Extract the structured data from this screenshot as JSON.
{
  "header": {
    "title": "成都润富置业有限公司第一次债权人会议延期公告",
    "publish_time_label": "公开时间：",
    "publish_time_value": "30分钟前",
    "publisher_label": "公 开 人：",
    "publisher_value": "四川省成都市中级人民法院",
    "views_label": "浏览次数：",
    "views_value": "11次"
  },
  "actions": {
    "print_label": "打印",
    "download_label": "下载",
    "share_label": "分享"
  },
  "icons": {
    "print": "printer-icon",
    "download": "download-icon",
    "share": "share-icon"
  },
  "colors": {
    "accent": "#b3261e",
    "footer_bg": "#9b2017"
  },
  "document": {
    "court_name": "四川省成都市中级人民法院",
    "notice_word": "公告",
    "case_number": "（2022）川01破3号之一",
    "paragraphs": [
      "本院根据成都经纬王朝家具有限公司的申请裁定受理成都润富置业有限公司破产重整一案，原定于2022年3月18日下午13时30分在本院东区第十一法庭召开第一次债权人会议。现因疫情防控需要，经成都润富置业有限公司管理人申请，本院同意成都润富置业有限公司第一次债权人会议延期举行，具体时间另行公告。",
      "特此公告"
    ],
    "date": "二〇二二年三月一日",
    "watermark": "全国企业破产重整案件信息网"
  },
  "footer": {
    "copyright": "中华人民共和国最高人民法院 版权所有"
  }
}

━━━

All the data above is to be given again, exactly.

Extract the structured data from this screenshot as JSON.
{
  "header": {
    "title": "成都润富置业有限公司第一次债权人会议延期公告",
    "publish_time_label": "公开时间：",
    "publish_time_value": "30分钟前",
    "publisher_label": "公 开 人：",
    "publisher_value": "四川省成都市中级人民法院",
    "views_label": "浏览次数：",
    "views_value": "11次"
  },
  "actions": {
    "print_label": "打印",
    "download_label": "下载",
    "share_label": "分享"
  },
  "icons": {
    "print": "printer-icon",
    "download": "download-icon",
    "share": "share-icon"
  },
  "colors": {
    "accent": "#b3261e",
    "footer_bg": "#9b2017"
  },
  "document": {
    "court_name": "四川省成都市中级人民法院",
    "notice_word": "公告",
    "case_number": "（2022）川01破3号之一",
    "paragraphs": [
      "本院根据成都经纬王朝家具有限公司的申请裁定受理成都润富置业有限公司破产重整一案，原定于2022年3月18日下午13时30分在本院东区第十一法庭召开第一次债权人会议。现因疫情防控需要，经成都润富置业有限公司管理人申请，本院同意成都润富置业有限公司第一次债权人会议延期举行，具体时间另行公告。",
      "特此公告"
    ],
    "date": "二〇二二年三月一日",
    "watermark": "全国企业破产重整案件信息网"
  },
  "footer": {
    "copyright": "中华人民共和国最高人民法院 版权所有"
  }
}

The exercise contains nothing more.